A scrapbook of stuff I'm reading / looking at / listening to / thinking about...
Posts tagged "reality hunger"
Jan 07, 2012
I am quite content to go down to posterity as a scissors and paste man.
Apr 21, 2010
» David Shields on the origins of REALITY HUNGER
The origins of Reality Hunger lie, believe it or not, in a course I’ve been teaching for many years — a graduate course in the lyric essay and self-reflexive documentary film. Over many years, I’ve been putting together a course packet full of scraps of material that I’ve read and loved. I didn’t really care/don’t really care who said what. None of the quotes had citations; I was just trying to get the class to respond to the provocative statements, especially since they were and are graduate students in fiction, and my course is kind of the Anabaptist at the Baptist convention.
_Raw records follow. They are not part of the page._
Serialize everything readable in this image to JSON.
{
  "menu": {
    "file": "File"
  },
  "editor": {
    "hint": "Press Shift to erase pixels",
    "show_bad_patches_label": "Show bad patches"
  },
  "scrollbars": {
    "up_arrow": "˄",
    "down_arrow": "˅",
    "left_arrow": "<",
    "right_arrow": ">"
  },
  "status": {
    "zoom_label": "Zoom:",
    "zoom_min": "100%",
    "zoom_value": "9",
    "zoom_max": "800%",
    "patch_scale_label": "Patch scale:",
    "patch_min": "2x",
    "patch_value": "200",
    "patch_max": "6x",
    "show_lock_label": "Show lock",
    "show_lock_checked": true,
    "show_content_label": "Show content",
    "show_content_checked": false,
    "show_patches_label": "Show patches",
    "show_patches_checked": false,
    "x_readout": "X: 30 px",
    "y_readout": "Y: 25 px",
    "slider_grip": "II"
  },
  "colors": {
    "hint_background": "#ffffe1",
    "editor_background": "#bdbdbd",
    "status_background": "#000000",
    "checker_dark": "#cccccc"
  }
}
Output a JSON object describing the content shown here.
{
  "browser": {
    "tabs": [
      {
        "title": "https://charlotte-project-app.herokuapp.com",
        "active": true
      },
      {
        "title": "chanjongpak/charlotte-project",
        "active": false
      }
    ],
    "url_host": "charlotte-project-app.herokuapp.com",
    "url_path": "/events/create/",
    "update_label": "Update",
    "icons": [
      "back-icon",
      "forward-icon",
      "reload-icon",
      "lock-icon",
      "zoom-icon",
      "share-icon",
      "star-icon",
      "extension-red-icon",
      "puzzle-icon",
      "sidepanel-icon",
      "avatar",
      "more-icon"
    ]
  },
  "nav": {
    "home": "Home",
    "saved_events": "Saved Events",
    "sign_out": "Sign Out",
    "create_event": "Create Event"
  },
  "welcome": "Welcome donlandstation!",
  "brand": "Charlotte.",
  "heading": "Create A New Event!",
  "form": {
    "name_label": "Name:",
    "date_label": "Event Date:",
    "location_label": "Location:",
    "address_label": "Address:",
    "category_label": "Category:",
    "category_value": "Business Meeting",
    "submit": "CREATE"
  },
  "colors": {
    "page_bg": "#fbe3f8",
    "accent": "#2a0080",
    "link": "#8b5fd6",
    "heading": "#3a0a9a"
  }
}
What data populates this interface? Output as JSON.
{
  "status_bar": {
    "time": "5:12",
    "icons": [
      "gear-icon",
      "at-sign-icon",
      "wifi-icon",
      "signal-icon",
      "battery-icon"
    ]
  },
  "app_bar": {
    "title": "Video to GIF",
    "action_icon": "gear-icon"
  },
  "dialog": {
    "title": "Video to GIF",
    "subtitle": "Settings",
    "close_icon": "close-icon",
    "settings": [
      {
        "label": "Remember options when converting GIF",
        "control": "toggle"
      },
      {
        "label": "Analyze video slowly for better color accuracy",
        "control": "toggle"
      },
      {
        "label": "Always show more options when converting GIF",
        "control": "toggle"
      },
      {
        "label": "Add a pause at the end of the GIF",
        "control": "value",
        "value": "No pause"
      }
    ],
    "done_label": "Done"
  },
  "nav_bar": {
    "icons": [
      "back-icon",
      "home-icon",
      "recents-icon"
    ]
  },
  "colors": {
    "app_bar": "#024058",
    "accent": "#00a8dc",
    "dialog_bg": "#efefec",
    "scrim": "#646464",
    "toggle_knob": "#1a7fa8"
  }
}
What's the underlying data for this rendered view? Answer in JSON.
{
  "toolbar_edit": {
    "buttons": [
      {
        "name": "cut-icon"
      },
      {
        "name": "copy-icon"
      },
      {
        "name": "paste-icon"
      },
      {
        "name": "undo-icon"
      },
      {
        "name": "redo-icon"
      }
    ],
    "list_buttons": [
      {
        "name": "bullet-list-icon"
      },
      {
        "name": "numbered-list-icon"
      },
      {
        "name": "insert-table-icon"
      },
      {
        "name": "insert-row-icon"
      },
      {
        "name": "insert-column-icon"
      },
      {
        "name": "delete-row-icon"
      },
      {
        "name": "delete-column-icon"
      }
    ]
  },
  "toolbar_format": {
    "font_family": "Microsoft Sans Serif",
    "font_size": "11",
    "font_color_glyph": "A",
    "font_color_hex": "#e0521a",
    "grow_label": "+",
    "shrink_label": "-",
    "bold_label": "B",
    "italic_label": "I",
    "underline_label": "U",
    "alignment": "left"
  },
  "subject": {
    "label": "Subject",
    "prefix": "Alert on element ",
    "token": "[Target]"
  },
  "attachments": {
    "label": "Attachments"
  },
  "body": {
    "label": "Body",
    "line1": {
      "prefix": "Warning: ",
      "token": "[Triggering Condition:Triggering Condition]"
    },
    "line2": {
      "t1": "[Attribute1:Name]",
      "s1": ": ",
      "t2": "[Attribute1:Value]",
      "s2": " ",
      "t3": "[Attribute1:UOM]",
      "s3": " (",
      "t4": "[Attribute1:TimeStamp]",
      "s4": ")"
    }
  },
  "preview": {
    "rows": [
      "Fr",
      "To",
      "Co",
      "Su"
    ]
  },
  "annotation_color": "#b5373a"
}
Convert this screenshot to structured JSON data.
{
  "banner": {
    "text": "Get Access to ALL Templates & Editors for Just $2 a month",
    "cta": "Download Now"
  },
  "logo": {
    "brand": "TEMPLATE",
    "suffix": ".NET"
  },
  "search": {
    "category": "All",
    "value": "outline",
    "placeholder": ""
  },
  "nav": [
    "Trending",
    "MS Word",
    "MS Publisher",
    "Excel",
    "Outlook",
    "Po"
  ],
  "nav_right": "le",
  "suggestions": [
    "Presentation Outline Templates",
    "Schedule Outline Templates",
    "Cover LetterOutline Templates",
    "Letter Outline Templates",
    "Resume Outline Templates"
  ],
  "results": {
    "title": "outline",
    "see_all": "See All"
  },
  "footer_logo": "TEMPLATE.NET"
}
All this material started becoming a book when I realized I could slide some of the material intro thematized rubrics, otherwise known as chapters; each chapter could have a movement, an argument; and the book as a whole could go from A to Z, could unfold an ethos, an ars poetica. What drove the thing from the beginning was that I needed to explain to myself why I don’t write fiction per se anymore, and why with various few exceptions I can’t and don’t read it, and why a certain kind of philosophically inclined nonfiction thrills me to my toes, how exciting this work is, how exciting it always has been, going back millennia. I just wanted to understand this for myself and, in a way, my students and the culture at large, because I do think the shift is in no way only in me.
Apr 15, 2010
You say you’re not bound by 19th century conventions, right? Why are you bound by the 19th century convention of ‘book’?
Mar 22, 2010
Mar 18, 2010
Old and new make the warp and woof of every moment. There is no thread that is not a twist of these two strands. By necessity, by proclivity and by delight, we all quote. It is as difficult to appropriate the thoughts of others as it is to invent.
Mar 10, 2010
The novel is dead. Long live the anti-novel, built from scraps.